What you need to do :: From the records, pick out and copy each line containing "window".
::: Data extracts
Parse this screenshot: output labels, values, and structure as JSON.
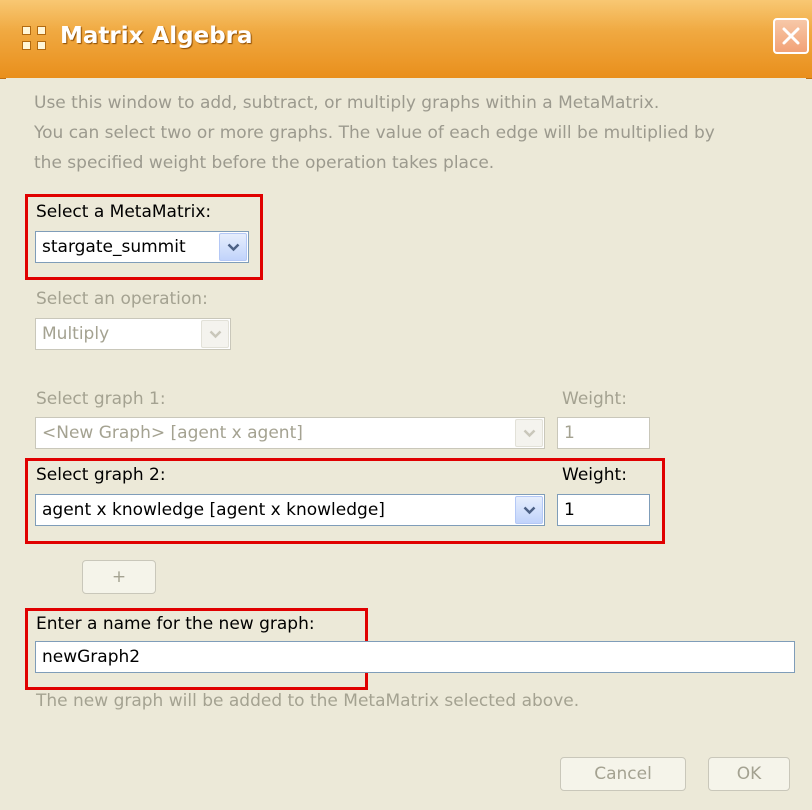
{
  "window": {
    "title": "Matrix Algebra"
  },
  "description": [
    "Use this window to add, subtract, or multiply graphs within a MetaMatrix.",
    "You can select two or more graphs. The value of each edge will be multiplied by",
    "the specified weight before the operation takes place."
  ],
  "metamatrix": {
    "label": "Select a MetaMatrix:",
    "value": "stargate_summit"
  },
  "operation": {
    "label": "Select an operation:",
    "value": "Multiply"
  },
  "graph1": {
    "label": "Select graph 1:",
    "value": "<New Graph> [agent x agent]",
    "weight_label": "Weight:",
    "weight_value": "1"
  },
  "graph2": {
    "label": "Select graph 2:",
    "value": "agent x knowledge [agent x knowledge]",
    "weight_label": "Weight:",
    "weight_value": "1"
  },
  "add_graph_button": "+",
  "new_graph": {
    "label": "Enter a name for the new graph:",
    "value": "newGraph2",
    "hint": "The new graph will be added to the MetaMatrix selected above."
  },
  "buttons": {
    "cancel": "Cancel",
    "ok": "OK"
  },
  "colors": {
    "highlight": "#e00000",
    "titlebar": "#f0a941",
    "dialog_bg": "#ece9d8"
  }
}
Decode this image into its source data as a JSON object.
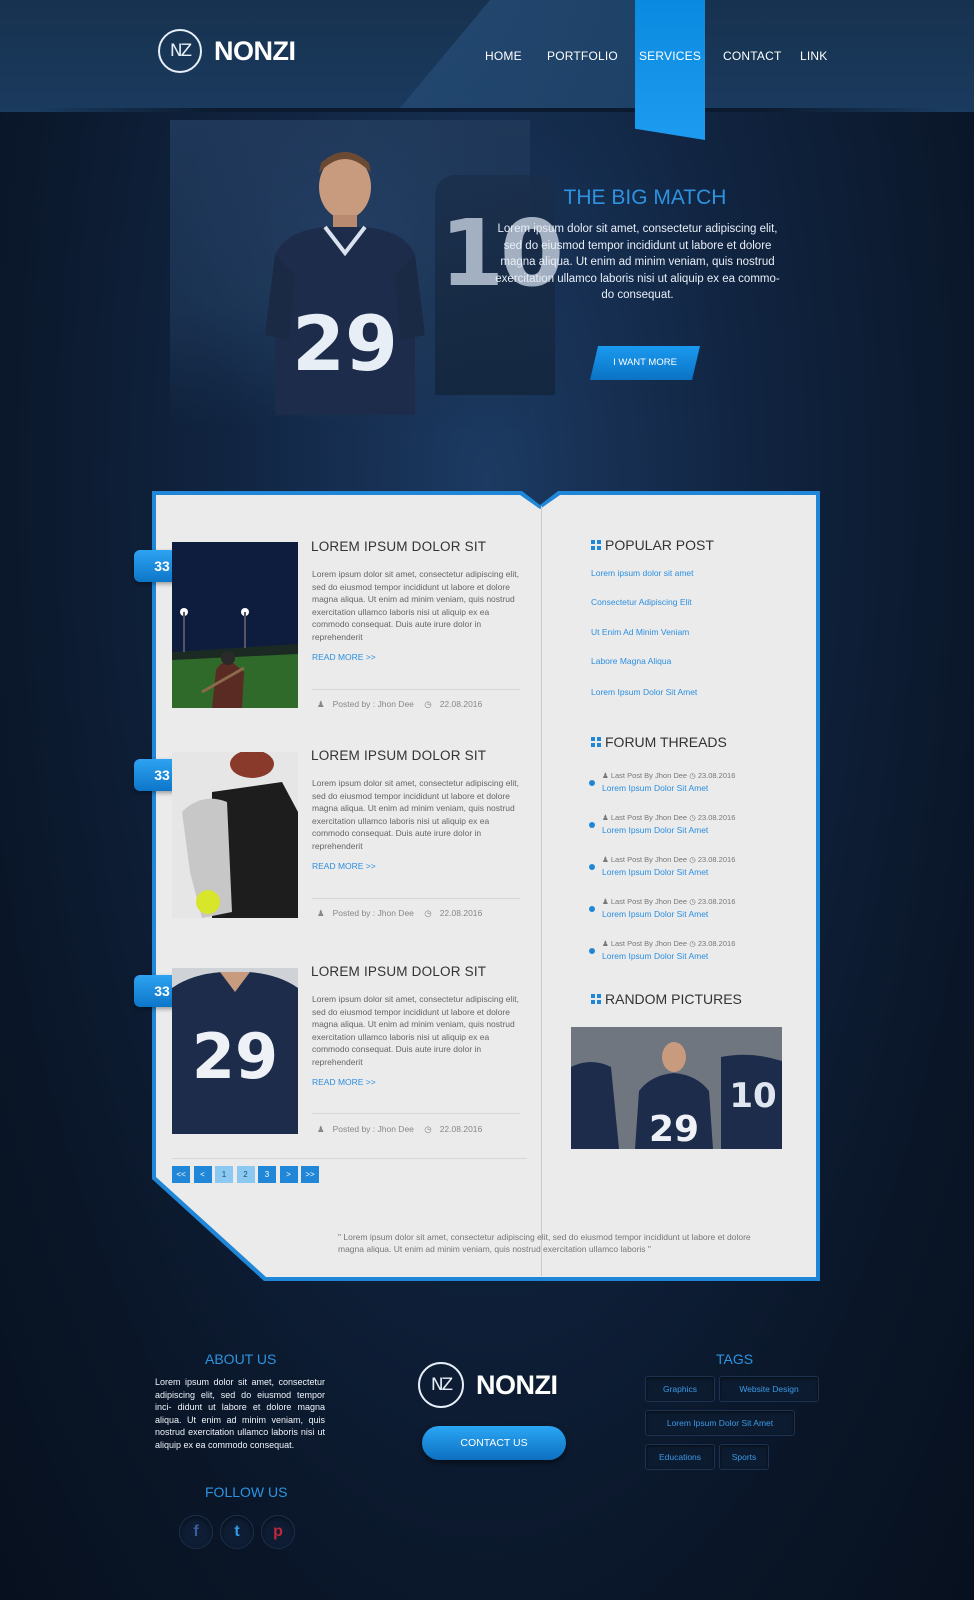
{
  "header": {
    "logo_mark": "NZ",
    "logo_text": "NONZI",
    "nav": [
      "HOME",
      "PORTFOLIO",
      "SERVICES",
      "CONTACT",
      "LINK"
    ],
    "active_nav": "SERVICES"
  },
  "hero": {
    "title": "THE BIG MATCH",
    "text": "Lorem ipsum dolor sit amet, consectetur adipiscing elit, sed do eiusmod tempor incididunt ut labore et dolore magna aliqua. Ut enim ad minim veniam, quis nostrud exercitation ullamco laboris nisi ut aliquip ex ea commo- do consequat.",
    "button": "I WANT MORE",
    "jersey_number": "29",
    "jersey_number_bg": "10"
  },
  "posts": [
    {
      "badge": "33",
      "title": "LOREM IPSUM DOLOR SIT",
      "body": "Lorem ipsum dolor sit amet, consectetur adipiscing elit, sed do eiusmod tempor incididunt ut labore et dolore magna aliqua. Ut enim ad minim veniam, quis nostrud exercitation ullamco laboris nisi ut aliquip ex ea commodo consequat. Duis aute irure dolor in reprehenderit",
      "read_more": "READ MORE >>",
      "author": "Posted by : Jhon Dee",
      "date": "22.08.2016"
    },
    {
      "badge": "33",
      "title": "LOREM IPSUM DOLOR SIT",
      "body": "Lorem ipsum dolor sit amet, consectetur adipiscing elit, sed do eiusmod tempor incididunt ut labore et dolore magna aliqua. Ut enim ad minim veniam, quis nostrud exercitation ullamco laboris nisi ut aliquip ex ea commodo consequat. Duis aute irure dolor in reprehenderit",
      "read_more": "READ MORE >>",
      "author": "Posted by : Jhon Dee",
      "date": "22.08.2016"
    },
    {
      "badge": "33",
      "title": "LOREM IPSUM DOLOR SIT",
      "body": "Lorem ipsum dolor sit amet, consectetur adipiscing elit, sed do eiusmod tempor incididunt ut labore et dolore magna aliqua. Ut enim ad minim veniam, quis nostrud exercitation ullamco laboris nisi ut aliquip ex ea commodo consequat. Duis aute irure dolor in reprehenderit",
      "read_more": "READ MORE >>",
      "author": "Posted by : Jhon Dee",
      "date": "22.08.2016"
    }
  ],
  "pagination": [
    "<<",
    "<",
    "1",
    "2",
    "3",
    ">",
    ">>"
  ],
  "quote": "\" Lorem ipsum dolor sit amet, consectetur adipiscing elit, sed do eiusmod tempor incididunt ut labore et dolore magna aliqua. Ut enim ad minim veniam, quis nostrud exercitation ullamco laboris \"",
  "sidebar": {
    "popular_title": "POPULAR POST",
    "popular": [
      "Lorem ipsum dolor sit amet",
      "Consectetur Adipiscing Elit",
      "Ut Enim Ad Minim Veniam",
      "Labore Magna Aliqua",
      "Lorem Ipsum Dolor Sit Amet"
    ],
    "forum_title": "FORUM THREADS",
    "threads": [
      {
        "meta": "Last Post By Jhon Dee",
        "date": "23.08.2016",
        "link": "Lorem Ipsum Dolor Sit Amet"
      },
      {
        "meta": "Last Post By Jhon Dee",
        "date": "23.08.2016",
        "link": "Lorem Ipsum Dolor Sit Amet"
      },
      {
        "meta": "Last Post By Jhon Dee",
        "date": "23.08.2016",
        "link": "Lorem Ipsum Dolor Sit Amet"
      },
      {
        "meta": "Last Post By Jhon Dee",
        "date": "23.08.2016",
        "link": "Lorem Ipsum Dolor Sit Amet"
      },
      {
        "meta": "Last Post By Jhon Dee",
        "date": "23.08.2016",
        "link": "Lorem Ipsum Dolor Sit Amet"
      }
    ],
    "random_title": "RANDOM PICTURES",
    "random_jersey_number": "29",
    "random_jersey_number_bg": "10"
  },
  "footer": {
    "about_title": "ABOUT US",
    "about_text": "Lorem ipsum dolor sit amet, consectetur adipiscing elit, sed do eiusmod tempor inci- didunt ut labore et dolore magna aliqua. Ut enim ad minim veniam, quis nostrud exercitation ullamco laboris nisi ut aliquip ex ea commodo consequat.",
    "follow_title": "FOLLOW US",
    "social_icons": [
      "facebook-icon",
      "twitter-icon",
      "pinterest-icon"
    ],
    "social_glyphs": [
      "f",
      "t",
      "p"
    ],
    "logo_mark": "NZ",
    "logo_text": "NONZI",
    "contact_button": "CONTACT US",
    "tags_title": "TAGS",
    "tags": [
      "Graphics",
      "Website Design",
      "Lorem Ipsum Dolor Sit Amet",
      "Educations",
      "Sports"
    ]
  },
  "colors": {
    "accent": "#1f86d8",
    "link": "#2b8fe0",
    "heading_blue": "#2d93e0",
    "background_dark": "#0a1628",
    "panel": "#ebebeb"
  }
}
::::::
Answer box ::
  "window": {
    "Use this window to add, subtract, or multiply graphs within a MetaMatrix.",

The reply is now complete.